■ **Task description**
Each entry that follows is to be duplicated exactly, without its images.

═════ Data for the task ═════

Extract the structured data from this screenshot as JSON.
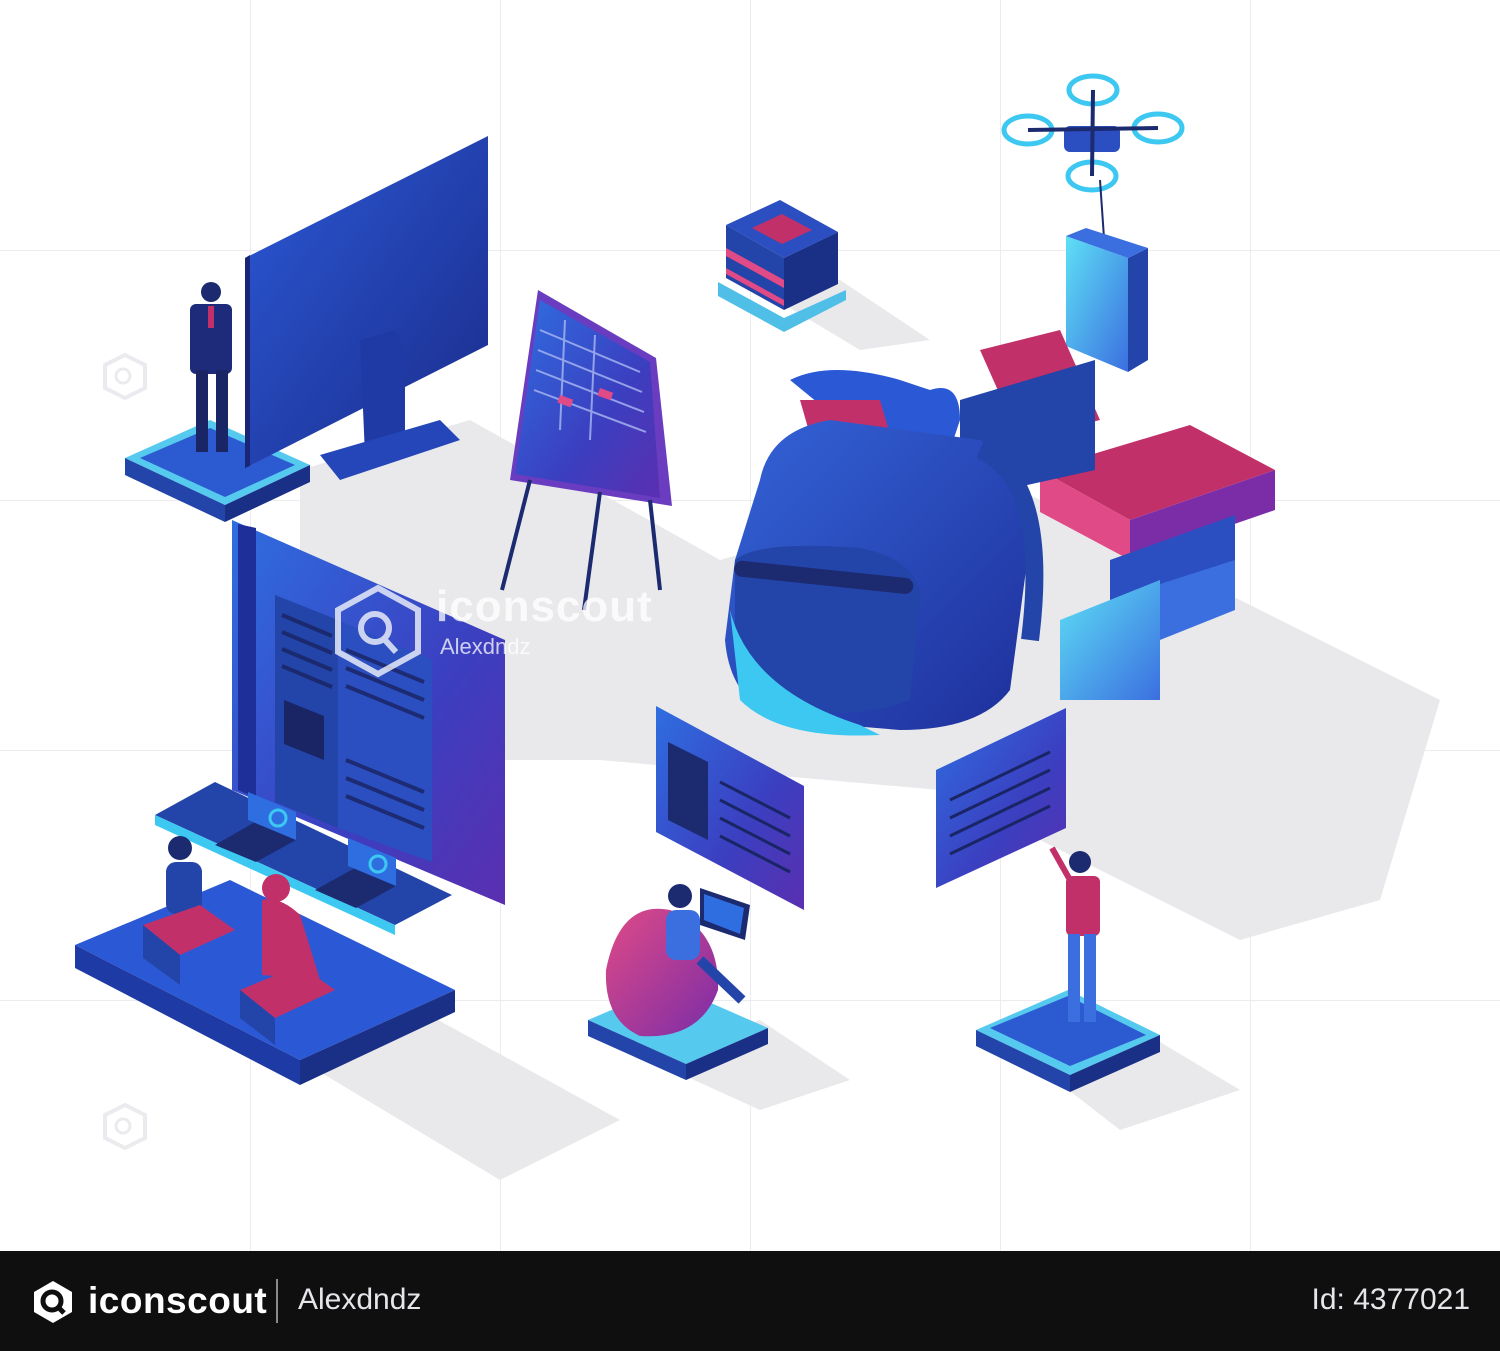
{
  "watermark": {
    "brand": "iconscout",
    "author": "Alexdndz"
  },
  "footer": {
    "brand": "iconscout",
    "author": "Alexdndz",
    "asset_id": "Id: 4377021"
  },
  "colors": {
    "primary_blue": "#2a4db8",
    "deep_blue": "#1c2f8f",
    "cyan": "#3cc8f0",
    "magenta": "#c2306a",
    "purple": "#6a35b8",
    "footer_bg": "#0f0f10"
  }
}
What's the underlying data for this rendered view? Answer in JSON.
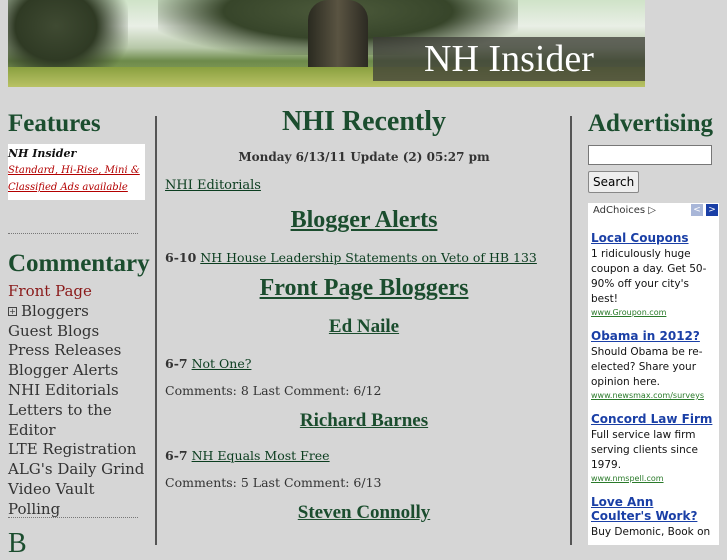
{
  "banner": {
    "title": "NH Insider"
  },
  "left": {
    "features_title": "Features",
    "features_box_title": "NH Insider",
    "features_box_link": "Standard, Hi-Rise, Mini & Classified Ads available",
    "commentary_title": "Commentary",
    "commentary_items": [
      "Front Page",
      "Bloggers",
      "Guest Blogs",
      "Press Releases",
      "Blogger Alerts",
      "NHI Editorials",
      "Letters to the Editor",
      "LTE Registration",
      "ALG's Daily Grind",
      "Video Vault",
      "Polling"
    ],
    "bottom_letter": "B"
  },
  "center": {
    "title": "NHI Recently",
    "update": "Monday 6/13/11 Update (2) 05:27 pm",
    "editorials_link": "NHI Editorials",
    "blogger_alerts_title": "Blogger Alerts",
    "alert_date": "6-10",
    "alert_link": "NH House Leadership Statements on Veto of HB 133",
    "front_page_bloggers_title": "Front Page Bloggers",
    "bloggers": [
      {
        "name": "Ed Naile",
        "date": "6-7",
        "post": "Not One?",
        "comments": "Comments: 8 Last Comment: 6/12"
      },
      {
        "name": "Richard Barnes",
        "date": "6-7",
        "post": "NH Equals Most Free",
        "comments": "Comments: 5 Last Comment: 6/13"
      },
      {
        "name": "Steven Connolly"
      }
    ]
  },
  "right": {
    "advertising_title": "Advertising",
    "search_placeholder": "",
    "search_button": "Search",
    "adchoices": "AdChoices",
    "ads": [
      {
        "title": "Local Coupons",
        "text": "1 ridiculously huge coupon a day. Get 50-90% off your city's best!",
        "url": "www.Groupon.com"
      },
      {
        "title": "Obama in 2012?",
        "text": "Should Obama be re-elected? Share your opinion here.",
        "url": "www.newsmax.com/surveys"
      },
      {
        "title": "Concord Law Firm",
        "text": "Full service law firm serving clients since 1979.",
        "url": "www.nmspell.com"
      },
      {
        "title": "Love Ann Coulter's Work?",
        "text": "Buy Demonic, Book on",
        "url": ""
      }
    ]
  },
  "colors": {
    "heading_green": "#1b4d2e",
    "ad_link_blue": "#1a3fa6",
    "active_red": "#8a1a1a"
  }
}
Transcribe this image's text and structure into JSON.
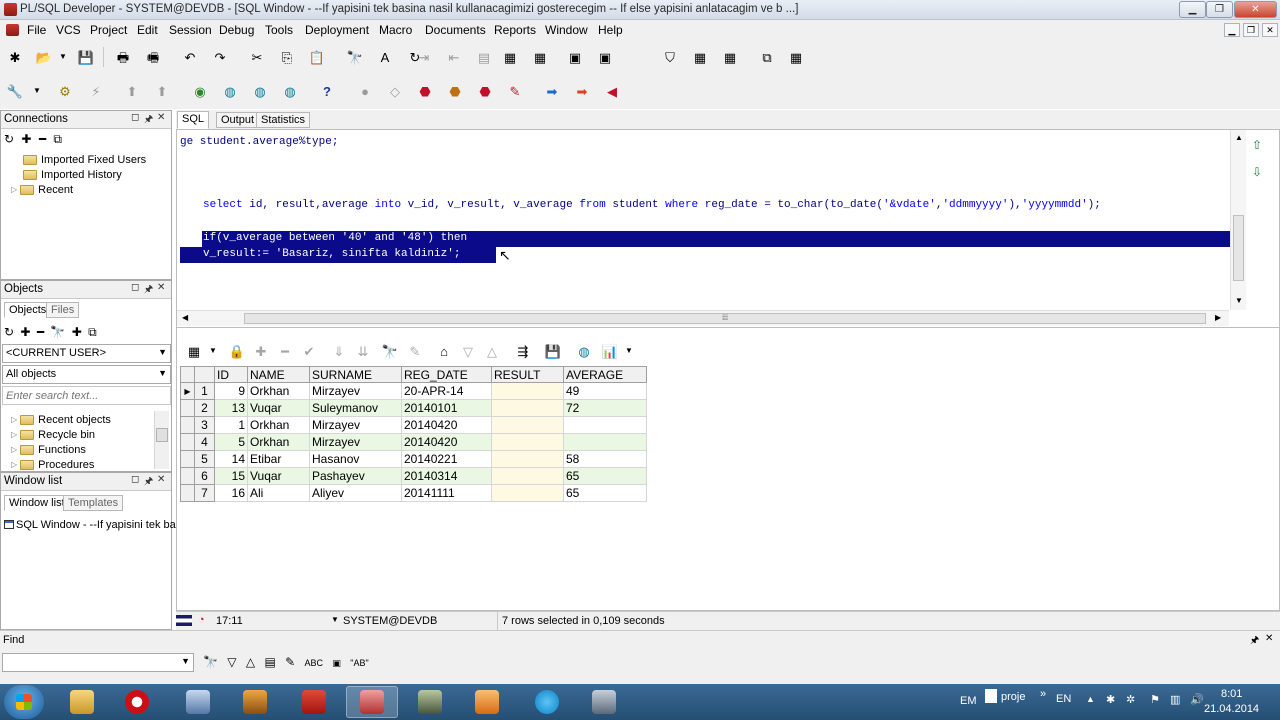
{
  "window": {
    "title": "PL/SQL Developer - SYSTEM@DEVDB - [SQL Window - --If yapisini tek basina nasil kullanacagimizi gosterecegim -- If else yapisini anlatacagim ve b ...]"
  },
  "menu": {
    "items": [
      "File",
      "VCS",
      "Project",
      "Edit",
      "Session",
      "Debug",
      "Tools",
      "Deployment",
      "Macro",
      "Documents",
      "Reports",
      "Window",
      "Help"
    ]
  },
  "connections": {
    "title": "Connections",
    "items": [
      "Imported Fixed Users",
      "Imported History",
      "Recent"
    ]
  },
  "objects": {
    "title": "Objects",
    "tabs": [
      "Objects",
      "Files"
    ],
    "user_combo": "<CURRENT USER>",
    "filter_combo": "All objects",
    "search_placeholder": "Enter search text...",
    "items": [
      "Recent objects",
      "Recycle bin",
      "Functions",
      "Procedures"
    ]
  },
  "window_list": {
    "title": "Window list",
    "tabs": [
      "Window list",
      "Templates"
    ],
    "items": [
      "SQL Window - --If yapisini tek basi"
    ]
  },
  "editor": {
    "tabs": [
      "SQL",
      "Output",
      "Statistics"
    ],
    "active_tab": "SQL"
  },
  "grid": {
    "columns": [
      "ID",
      "NAME",
      "SURNAME",
      "REG_DATE",
      "RESULT",
      "AVERAGE"
    ],
    "rows": [
      {
        "n": "1",
        "id": "9",
        "name": "Orkhan",
        "surname": "Mirzayev",
        "reg_date": "20-APR-14",
        "result": "",
        "average": "49"
      },
      {
        "n": "2",
        "id": "13",
        "name": "Vuqar",
        "surname": "Suleymanov",
        "reg_date": "20140101",
        "result": "",
        "average": "72"
      },
      {
        "n": "3",
        "id": "1",
        "name": "Orkhan",
        "surname": "Mirzayev",
        "reg_date": "20140420",
        "result": "",
        "average": ""
      },
      {
        "n": "4",
        "id": "5",
        "name": "Orkhan",
        "surname": "Mirzayev",
        "reg_date": "20140420",
        "result": "",
        "average": ""
      },
      {
        "n": "5",
        "id": "14",
        "name": "Etibar",
        "surname": "Hasanov",
        "reg_date": "20140221",
        "result": "",
        "average": "58"
      },
      {
        "n": "6",
        "id": "15",
        "name": "Vuqar",
        "surname": "Pashayev",
        "reg_date": "20140314",
        "result": "",
        "average": "65"
      },
      {
        "n": "7",
        "id": "16",
        "name": "Ali",
        "surname": "Aliyev",
        "reg_date": "20141111",
        "result": "",
        "average": "65"
      }
    ]
  },
  "status": {
    "time": "17:11",
    "connection": "SYSTEM@DEVDB",
    "message": "7 rows selected in 0,109 seconds"
  },
  "find": {
    "label": "Find",
    "input_value": ""
  },
  "taskbar": {
    "lang_em": "EM",
    "task_label": "proje",
    "lang_en": "EN",
    "time": "8:01",
    "date": "21.04.2014"
  },
  "colors": {
    "selection": "#0a0a8a",
    "keyword": "#0000ff",
    "identifier": "#000080",
    "row_alt": "#eaf7e3",
    "result_cell": "#fdf9e2"
  }
}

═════

■ **Finished exercise**
Extract the structured data from this screenshot as JSON.
{
  "watermark": {
    "brand": "iconscout",
    "author": "Alexdndz"
  },
  "footer": {
    "brand": "iconscout",
    "author": "Alexdndz",
    "asset_id": "Id: 4377021"
  },
  "colors": {
    "primary_blue": "#2a4db8",
    "deep_blue": "#1c2f8f",
    "cyan": "#3cc8f0",
    "magenta": "#c2306a",
    "purple": "#6a35b8",
    "footer_bg": "#0f0f10"
  }
}
What's the underlying data for this rendered view? Answer in JSON.
{
  "banner": {
    "title": "NH Insider"
  },
  "left": {
    "features_title": "Features",
    "features_box_title": "NH Insider",
    "features_box_link": "Standard, Hi-Rise, Mini & Classified Ads available",
    "commentary_title": "Commentary",
    "commentary_items": [
      "Front Page",
      "Bloggers",
      "Guest Blogs",
      "Press Releases",
      "Blogger Alerts",
      "NHI Editorials",
      "Letters to the Editor",
      "LTE Registration",
      "ALG's Daily Grind",
      "Video Vault",
      "Polling"
    ],
    "bottom_letter": "B"
  },
  "center": {
    "title": "NHI Recently",
    "update": "Monday 6/13/11 Update (2) 05:27 pm",
    "editorials_link": "NHI Editorials",
    "blogger_alerts_title": "Blogger Alerts",
    "alert_date": "6-10",
    "alert_link": "NH House Leadership Statements on Veto of HB 133",
    "front_page_bloggers_title": "Front Page Bloggers",
    "bloggers": [
      {
        "name": "Ed Naile",
        "date": "6-7",
        "post": "Not One?",
        "comments": "Comments: 8 Last Comment: 6/12"
      },
      {
        "name": "Richard Barnes",
        "date": "6-7",
        "post": "NH Equals Most Free",
        "comments": "Comments: 5 Last Comment: 6/13"
      },
      {
        "name": "Steven Connolly"
      }
    ]
  },
  "right": {
    "advertising_title": "Advertising",
    "search_placeholder": "",
    "search_button": "Search",
    "adchoices": "AdChoices",
    "ads": [
      {
        "title": "Local Coupons",
        "text": "1 ridiculously huge coupon a day. Get 50-90% off your city's best!",
        "url": "www.Groupon.com"
      },
      {
        "title": "Obama in 2012?",
        "text": "Should Obama be re-elected? Share your opinion here.",
        "url": "www.newsmax.com/surveys"
      },
      {
        "title": "Concord Law Firm",
        "text": "Full service law firm serving clients since 1979.",
        "url": "www.nmspell.com"
      },
      {
        "title": "Love Ann Coulter's Work?",
        "text": "Buy Demonic, Book on",
        "url": ""
      }
    ]
  },
  "colors": {
    "heading_green": "#1b4d2e",
    "ad_link_blue": "#1a3fa6",
    "active_red": "#8a1a1a"
  }
}
Transcribe this image's text and structure into JSON.
{
  "window": {
    "title": "PL/SQL Developer - SYSTEM@DEVDB - [SQL Window - --If yapisini tek basina nasil kullanacagimizi gosterecegim -- If else yapisini anlatacagim ve b ...]"
  },
  "menu": {
    "items": [
      "File",
      "VCS",
      "Project",
      "Edit",
      "Session",
      "Debug",
      "Tools",
      "Deployment",
      "Macro",
      "Documents",
      "Reports",
      "Window",
      "Help"
    ]
  },
  "connections": {
    "title": "Connections",
    "items": [
      "Imported Fixed Users",
      "Imported History",
      "Recent"
    ]
  },
  "objects": {
    "title": "Objects",
    "tabs": [
      "Objects",
      "Files"
    ],
    "user_combo": "<CURRENT USER>",
    "filter_combo": "All objects",
    "search_placeholder": "Enter search text...",
    "items": [
      "Recent objects",
      "Recycle bin",
      "Functions",
      "Procedures"
    ]
  },
  "window_list": {
    "title": "Window list",
    "tabs": [
      "Window list",
      "Templates"
    ],
    "items": [
      "SQL Window - --If yapisini tek basi"
    ]
  },
  "editor": {
    "tabs": [
      "SQL",
      "Output",
      "Statistics"
    ],
    "active_tab": "SQL"
  },
  "grid": {
    "columns": [
      "ID",
      "NAME",
      "SURNAME",
      "REG_DATE",
      "RESULT",
      "AVERAGE"
    ],
    "rows": [
      {
        "n": "1",
        "id": "9",
        "name": "Orkhan",
        "surname": "Mirzayev",
        "reg_date": "20-APR-14",
        "result": "",
        "average": "49"
      },
      {
        "n": "2",
        "id": "13",
        "name": "Vuqar",
        "surname": "Suleymanov",
        "reg_date": "20140101",
        "result": "",
        "average": "72"
      },
      {
        "n": "3",
        "id": "1",
        "name": "Orkhan",
        "surname": "Mirzayev",
        "reg_date": "20140420",
        "result": "",
        "average": ""
      },
      {
        "n": "4",
        "id": "5",
        "name": "Orkhan",
        "surname": "Mirzayev",
        "reg_date": "20140420",
        "result": "",
        "average": ""
      },
      {
        "n": "5",
        "id": "14",
        "name": "Etibar",
        "surname": "Hasanov",
        "reg_date": "20140221",
        "result": "",
        "average": "58"
      },
      {
        "n": "6",
        "id": "15",
        "name": "Vuqar",
        "surname": "Pashayev",
        "reg_date": "20140314",
        "result": "",
        "average": "65"
      },
      {
        "n": "7",
        "id": "16",
        "name": "Ali",
        "surname": "Aliyev",
        "reg_date": "20141111",
        "result": "",
        "average": "65"
      }
    ]
  },
  "status": {
    "time": "17:11",
    "connection": "SYSTEM@DEVDB",
    "message": "7 rows selected in 0,109 seconds"
  },
  "find": {
    "label": "Find",
    "input_value": ""
  },
  "taskbar": {
    "lang_em": "EM",
    "task_label": "proje",
    "lang_en": "EN",
    "time": "8:01",
    "date": "21.04.2014"
  },
  "colors": {
    "selection": "#0a0a8a",
    "keyword": "#0000ff",
    "identifier": "#000080",
    "row_alt": "#eaf7e3",
    "result_cell": "#fdf9e2"
  }
}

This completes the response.